Lawmaker wants federal fix in Yellowstone’s legal blind spot

0

FILE - The Idaho House of Representatives is meeting again, Monday, Nov. 15, 2021, in Boise, Idaho.  A panel of Idaho lawmakers recommends the state Legislature ask Congress to fix a legal loophole that has some calling part of Yellowstone National Park the

FILE – The Idaho House of Representatives is meeting again, Monday, Nov. 15, 2021, in Boise, Idaho. A panel of Idaho lawmakers recommends the state legislature ask Congress to fix a legal loophole that has led some to call part of Yellowstone National Park the “death zone.” The vast majority of the park is in Wyoming, but a small portion extends into Montana and Idaho. Federal court in Wyoming has jurisdiction over crimes committed within the park boundaries, but popular legal theory suggests that crimes committed in the Idaho portion cannot be prosecuted. (Darin Oswald/Idaho Statesman via AP, file)

PA

A panel of Idaho lawmakers recommends the Legislature ask Congress to fix a legal loophole that has some calling part of Yellowstone National Park the “death zone,” where crimes could arguably never not be prosecuted.
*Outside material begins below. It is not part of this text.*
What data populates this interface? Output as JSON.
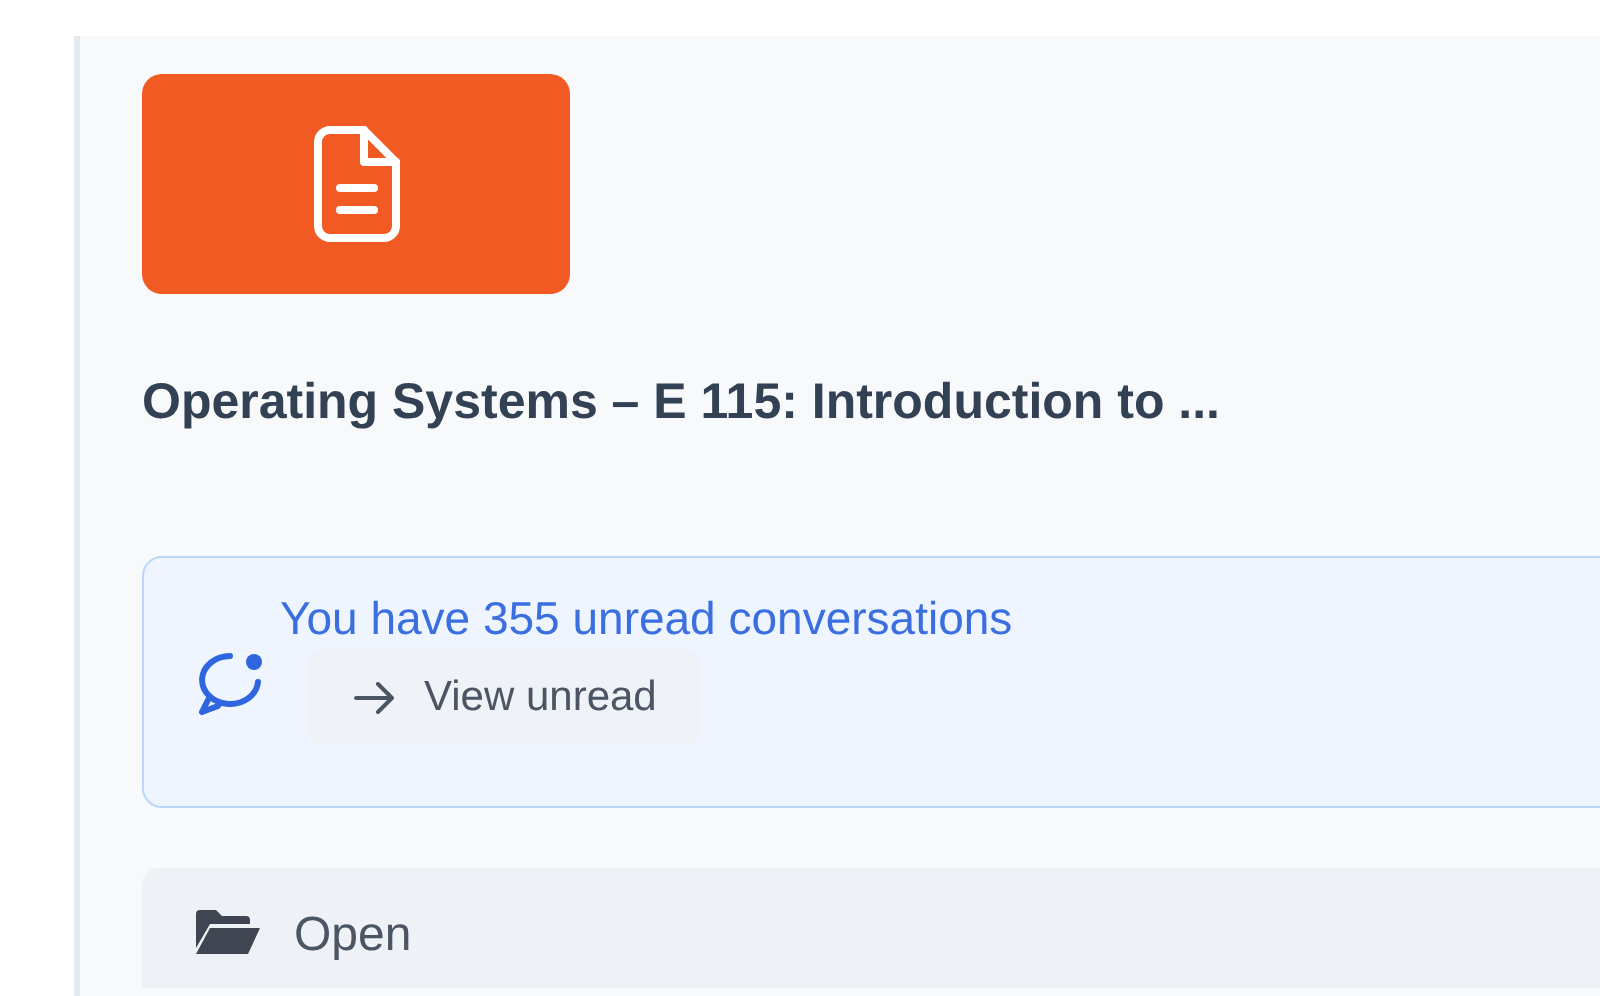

The vast majority of the 3,471 square mile (8,990 square kilometer) park is in Wyoming, but about 3% of it extends into Montana and 1% of the park is in eastern L ‘Idaho. When Congress created the park in 1872, the Federal District Court of Wyoming had jurisdiction over crimes committed within the park’s boundaries.

Boise Democratic Rep. Colin Nash, an attorney, told the House Judiciary and Rules Committee on Thursday that he first heard about the “death zone” at law school. The phrase refers to a legal theory advanced by Michigan State law professor Brian Kalt in 2005 that a jurisdictional loophole could force the federal government to dismiss charges against anyone accused of committing a federal crime in the Idaho portion of the park.

In an academic article titled “The Perfect Crime,” Kalt noted that the Sixth Amendment states that those charged with crimes have the right to be tried by a jury of their peers, selected from the state and region where the crime took place.

That’s a problem for Yellowstone, because the only living things in the roughly 50-square-mile portion of Yellowstone in Idaho are grizzly bears, elk and other wildlife — and they’re not eligible for office. de jure. Kalt speculated that someone who committed murder in the Idaho part of Yellowstone might get away with it, since the feds would be unable to sit a constitutionally sound jury.

Nash is sponsoring a joint memorial to formally ask Congress to close the loophole.

“To my knowledge, no crime has been committed and has not been prosecuted,” Nash told the committee. “But whenever there’s a high-profile disappearance in this area, I think about it – and there were two in the last year.”

During months of searching for Tylee Ryan, 16, and her little brother, JJ Vallow, 7, law enforcement said they obtained video and photo evidence that the children had entered the National Park of Yellowstone with their mother. Lori Vallow Daybell, but no evidence has been found that Tylee ever left the park. The bodies of the two children were later found buried in the backyard of an eastern Idaho home belonging to their mother’s new husband, Chad Daybell. Lori and Chad Daybell were later charged with multiple crimes in Idaho state court.

When 22-year-old Gabby Petito went missing last year shortly after calling her family from Grand Teton National Park – which borders Yellowstone – theories about the ‘death zone’ came to the fore again. Petito’s body was found in the Wyoming portion of the park, and authorities blamed her boyfriend Brian Laundrie, who was later found dead in a Florida swamp.

Congress could change the law to bring the Idaho and Montana portions of Yellowstone under the jurisdictions of the District of Idaho and the District of Montana. Nash’s memorial would urge Congress to do just that, at least for Idaho.

Nash acknowledged that it’s unclear if Congress will actually do anything, as it’s a long-known problem.

“We can do our best,” he told the committee, prompting sad laughter from the room.

The committee agreed to a voice vote to recommend that the entire House of Representatives approve the resolution.

Share.

Comments are closed.